The majority of teaching and learning of reading and writing takes place within shared, whole class sessions and teacher guided group work.  Children are taught a phonic approach to develop reading skills and this is based on the Letters and Sounds programme.
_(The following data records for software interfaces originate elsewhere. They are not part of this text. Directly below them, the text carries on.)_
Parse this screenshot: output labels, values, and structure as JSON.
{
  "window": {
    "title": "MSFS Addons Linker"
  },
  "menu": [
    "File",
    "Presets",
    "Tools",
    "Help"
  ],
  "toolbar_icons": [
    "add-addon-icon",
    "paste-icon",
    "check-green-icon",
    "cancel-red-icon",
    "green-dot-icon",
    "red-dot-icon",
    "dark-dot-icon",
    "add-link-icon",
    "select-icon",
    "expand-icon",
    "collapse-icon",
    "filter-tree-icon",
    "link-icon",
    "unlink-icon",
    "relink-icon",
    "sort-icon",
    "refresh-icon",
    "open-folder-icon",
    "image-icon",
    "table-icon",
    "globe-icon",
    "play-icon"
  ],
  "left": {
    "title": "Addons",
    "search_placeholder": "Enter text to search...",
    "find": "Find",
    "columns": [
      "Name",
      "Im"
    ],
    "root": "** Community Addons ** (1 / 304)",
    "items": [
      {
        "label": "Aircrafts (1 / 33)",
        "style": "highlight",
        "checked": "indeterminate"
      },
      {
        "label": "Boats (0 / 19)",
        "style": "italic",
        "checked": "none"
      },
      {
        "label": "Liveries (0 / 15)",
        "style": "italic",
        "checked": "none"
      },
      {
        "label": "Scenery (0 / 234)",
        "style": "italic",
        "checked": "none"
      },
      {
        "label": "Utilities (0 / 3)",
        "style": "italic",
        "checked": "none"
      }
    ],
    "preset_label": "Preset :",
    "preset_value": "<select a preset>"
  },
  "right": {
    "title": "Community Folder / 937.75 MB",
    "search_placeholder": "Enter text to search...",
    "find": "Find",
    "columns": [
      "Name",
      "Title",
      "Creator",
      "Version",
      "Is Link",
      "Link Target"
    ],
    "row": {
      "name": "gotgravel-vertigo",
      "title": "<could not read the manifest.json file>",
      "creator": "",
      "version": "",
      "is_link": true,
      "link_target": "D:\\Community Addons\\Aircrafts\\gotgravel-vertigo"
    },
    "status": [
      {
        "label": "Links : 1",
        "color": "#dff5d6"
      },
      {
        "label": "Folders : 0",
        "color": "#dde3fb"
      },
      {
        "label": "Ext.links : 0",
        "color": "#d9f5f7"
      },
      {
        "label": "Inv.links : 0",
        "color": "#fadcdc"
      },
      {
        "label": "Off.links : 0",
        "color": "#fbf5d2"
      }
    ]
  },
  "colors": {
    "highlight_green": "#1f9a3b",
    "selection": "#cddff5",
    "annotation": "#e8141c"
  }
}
Texts and related learning activities are carefully matched to ability and selected to give children experience of a wide range of text types, including fiction and non fiction.


Cross curricular links are carefully planned to give children the opportunity to use and apply their literacy skills in other areas of the curriculum.


For reading books we have a colour coding system for individual and home reading, which ensures that each child can develop through the various stages without being rigidly tied to one scheme.  This also ensures that children can choose from a range of books within their abilities.


Children are encouraged to write for a variety of audiences and in a variety of styles – various types of story, poetry, letters, factual accounts etc.  We are especially keen to encourage children to write creatively, to encourage a love of language and to give them a valuable channel for the expression of feelings.


We place a great deal of importance on the development of competent literacy skills, recognising that success in other areas on the curriculum and outside the school depends on the individual’s ability to communicate with others, to be able to read and write with confidence and fluency.